Adobe: Pay What We Say & Use Creative Cloud

Adobe CEO Shantanu Narayen went out of his way to avoid journalist's questions regarding the company's higher product pricing in Australia during a press conference in Sydney on Thursday. Mr. Narayen's evasion sent two strong messages: We don't need to justify our pricing in Australia, and we're forcing all designers to use Creative Cloud.

Adobe CEO: Creative Cloud is your futureAdobe CEO: Creative Cloud is your future

Mr. Narayen traveled to Australia to celebrate the opening of Adobe's new offices in Sydney. The press event for the opening turned to questions about Adobe's product pricing in the country and a government inquiry into the practice, which Mr. Narayen should've been prepared to answer.

When asked by Delimiter about Adobe's Creative Suite pricing, which is US$1,400 higher in Australia than in the United States, Mr. Narayen didn't answer and instead talked about Creative Cloud -- the company's subscription service for Creative Suite apps such as Photoshop, InDesign, and Illustrator.

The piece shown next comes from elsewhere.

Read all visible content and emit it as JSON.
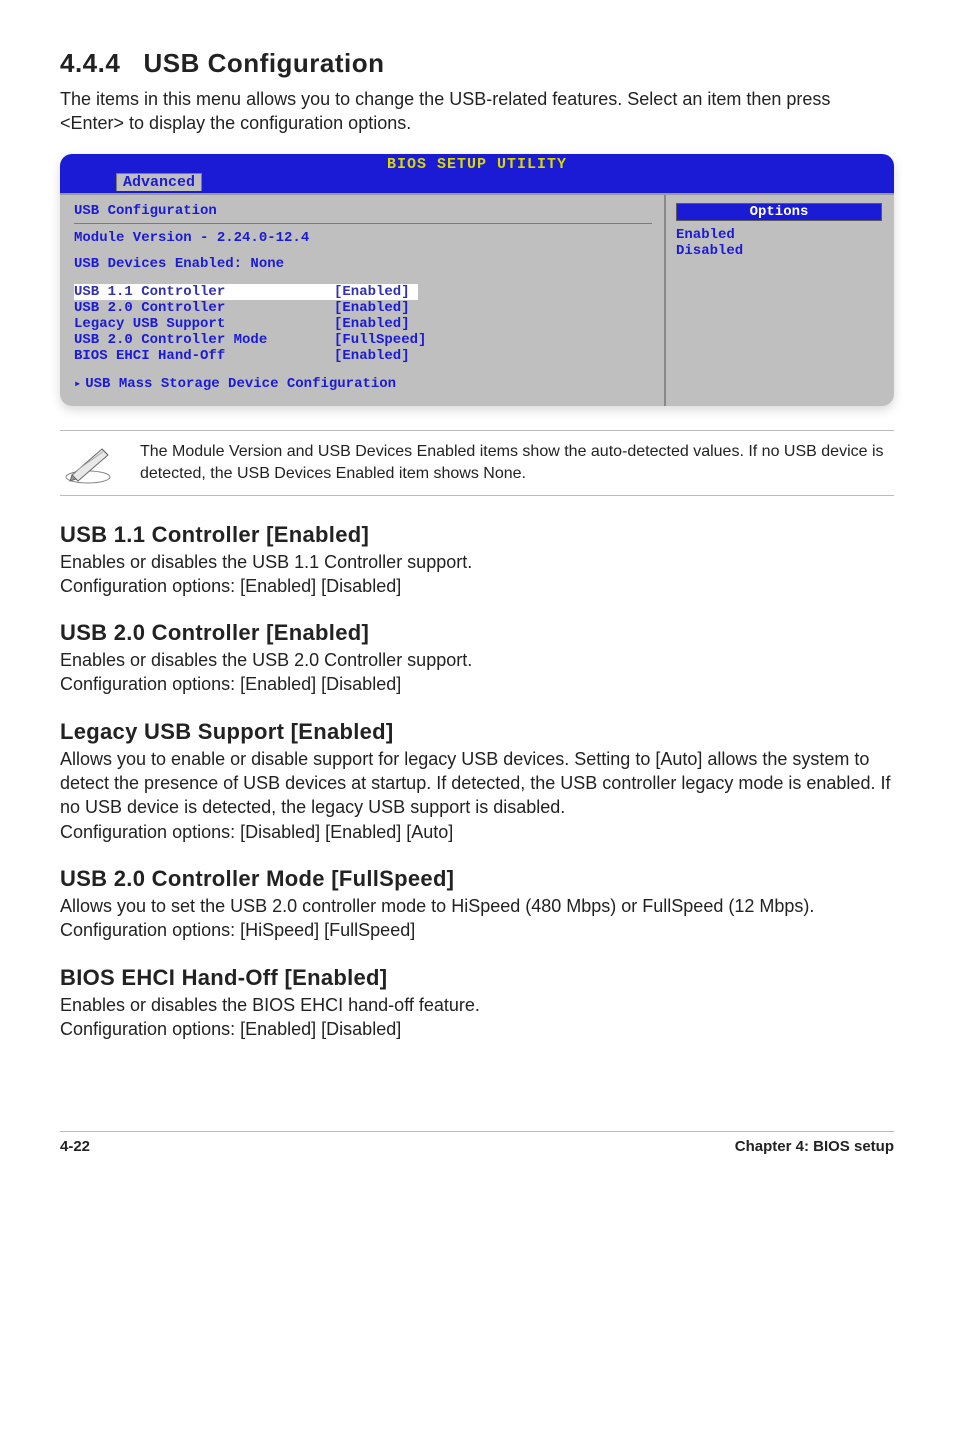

"When we look at the Creative Cloud, and where the future of the Creative Cloud is, and the future of where we're headed with the company, we think that's the best offering for customers," Mr. Narayen said.

When asked why he wasn't answering direct questions about the company's pricing policies in Australia, he responded,

Again, the Creative Cloud — I think it's important to remember that the Creative Cloud is not just for individuals. We recently announced the Creative Cloud for teams, we think that the collaboration features that you have, with Creative Cloud for teams is the better opportunity even for teams, and for enterprises, when you think of the combination of what we're doing with the Creative Cloud and the Marketing Cloud.

Every time he was asked again about local product pricing, or why he was evading the question, Mr. Narayen responded with comments about Creative Cloud and ultimately made a very strong statement that may not have been his goal.

Through his deflection, Mr. Narayen implied that Adobe will charge what it pleases for products -- a move the company is well within its rights to do -- and that it doesn't see a need to justify price variation to customers. In the case of Creative Suite, that variation amounts to an extra $1,400 in some cases even though the software package can be delivered as a download instead of on disc.

That price difference seems somewhat lopsided considering Adobe's ability to deliver the package electronically, and Mr. Narayen didn't have a reasonable response like "We don't want to undercut our local channel partners, so we're matching their prices." In fact, he didn't offer any answer at all. Instead, he chose to focus on Creative Cloud.

Creative Cloud does offer some benefits such as always up to date software and a monthly fee that's more affordable for many designers. Some designers, however, are turned off by the Creative Cloud idea since they'll have to pay for their software in perpetuity to be able to access their documents instead of paying a lump sum for the software package.

Ultimately, selling the Creative Suite as a subscription makes more money for Adobe thanks to monthly recurring payments, and it's clear that's where Adobe wants all of its customers. Mr. Narayen drove that point home when he told reporters that Creative Cloud is the future of the company and the graphic design market.

That's actually the bigger message Mr. Narayen delivered today: We are killing our pay-once-use-always business model and pushing all of our customers into software subscriptions. That's a big deal for design firms that rely on freezing their update cycle to ensure app and file format compatibility, and especially for companies that rely on plug-ins for their design workflow. Adobe updates can break plug-in compatibility, and in turn that can leave a design workflow dead in the water.

Based on Adobe's push when Creative Suite 6 launched and Mr. Narayen's comments in Sydney today, I'm standing by my prediction: Adobe will drop the traditional pay once business model for its apps in two years and push all of its customers to subscribe to Creative Cloud.

That change won't stop customers from continuing to use the Adobe software packages they already purchased, but they'll eventually find their apps are unsupported and will have to make the move to Creative Cloud, and that's exactly where the company wants all of its customers.

[Some image elements courtesy Shutterstock]